In this thesis I try to develop a partial theory of normativity and justification. In the first part of the thesis I try to explore the possibility of what I call ’normative pluralism’, a position which holds that there exists a plurality of fundamental normative concepts. I argue that this plurality arises because all oughts and reasons are necessarily relative to some normative standard, and there exists a plurality of these normative standards. Examples of such standards are morality and prudence, but there could be many more. Each of these standards is genuinely normative and consists of criteria that contribute to determine what one ought. These standards are also held to be incommensurable. Throughout the thesis I also argue against the common monistic view of normativity which holds that there is only one fundamental normative concept (usually the concept of ’ought-all-things-considered’). This view is represented by the writings of John Broome, Ralph Wedgwood, and Niko Kolodny. I argue that this view is forced to make some difficult trade-offs with regard to the question of what considerations are normative, and that it therefore has unintuitive consequences. Against the concern over how well the theory I defend would encompass practical reasoning, I try to work out an alternative conception of practical reasoning based on an account given by Joseph Raz.

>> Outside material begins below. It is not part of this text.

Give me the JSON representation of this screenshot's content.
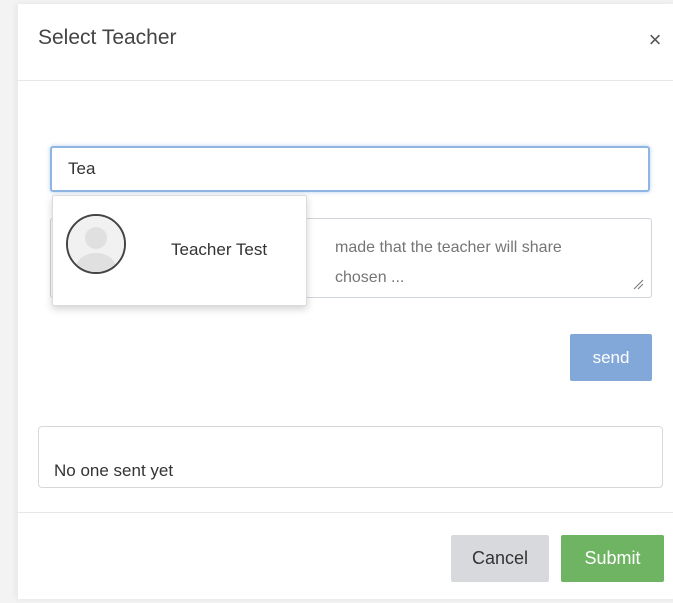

In the last part of the thesis I examine normative pluralism’s implications for justification. I argue that there are many types of justification, and that the standard of morality does not need some extramoral justification, as externalists about moral reasons believe. This means that moral norms are internally justified, and that the question of ‘why follow moral norms?’ should be answered on specifically moral grounds.